The worry is that expectations of future economic prospects lead to changes (increases or decreases) in private consumer spending and exert considerable influence upon aggregate demand. How might this transpire? Consumer sentiments tend to be closely associated with growth in personal consumption expenditure — optimism about future economic improvement manifests in higher spending. For the United States of America, the headline University of Michigan Consumer Sentiment Index is closely correlated with personal consumption expenditure growth; there’s a strong relationship between consumer sentiments and future economic activity. For India, GDP growth and one-year ahead consumer expectations are closely synchronized with approximately a three-quarter lead. This suggests that anticipated future output growth and economic activities by consumers are often realized in subsequent growth outcomes. That’s not surprising, given the large share of personal consumption expenditure in India’s GDP — about 57 per cent! Sentiments do have real economic effects.
Similar processes are observed globally. In recent years, investor sentiments have swung with twists and turn in the US-China trade war, increased nervousness about its knock-on effects, and heightened anxieties about the world economy tipping into a recession. The negativity has extracted a toll upon US corporate investment: The Economist reports that firms are re-examining financial commitments and long-term business plans; its own analysis of 2,400 listed American companies across 42 sectors shows China-exposed firms scaled back investments more, even though other factors may have had a role; other cited studies show measurable real effects of increased uncertainty via reduced capital spending, muted investments and slower hiring. Across the Atlantic, Brexit-induced uncertainties have undermined business confidence and spending as well.

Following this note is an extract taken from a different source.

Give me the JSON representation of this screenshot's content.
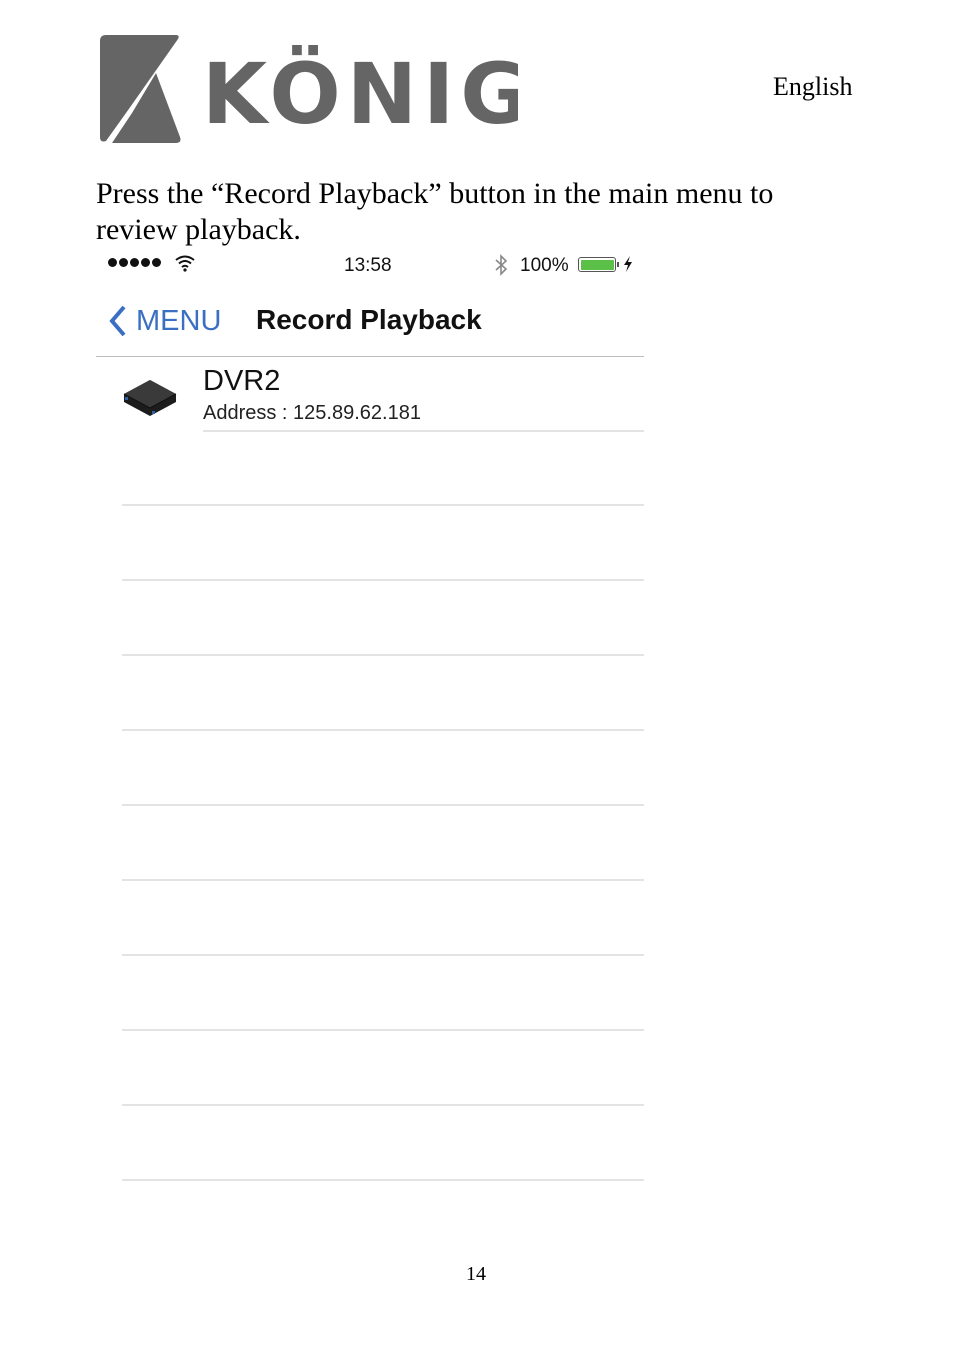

The world economy is currently short of a meaningful minder of its growth goals. But the Indian economy does not lack one. It is instructive that the sharp, post-budget slide in sentiments finally elicited a response from the government. It rolled back the enhanced surcharge on equity capital gains for foreign and domestic investors, withdrew another on start-up funding, soothed fears of tax-terrorism by assuring a friendlier tax regime and administration, announced immediate capital infusion into public sector banks and additional liquidity support for housing finance companies, along with helpful initiatives for micro, small and medium enterprises and the beleaguered automobile sector.
Are these a sentiment booster? For sure, if you look at the market response — the Sensex gained close to 700 points in a day. Will sentiments look up from here on? It is hard to tell at this point. Relieved investors may have returned to buying Indian stocks, but fundamental drivers such as expected corporate performance remain unchanged; so is the demand outlook. Some believe festival spending commencing next month will certainly rebound with last week’s booster shot. Newspaper reports say another two rounds of responses to the economic slowdown are soon to follow. Economy watchers need to see if the rebound in sentiments is superficial or percolates deep enough; whether it proves short-lived or endures long enough. Only a sustained transformation in agents’ beliefs about their economic future can inspire positive emotions, impart optimism and modify spending behaviours. How the mood of businesses and consumers evolves ahead will make a difference to the course of economic recovery.
The author is a macroeconomist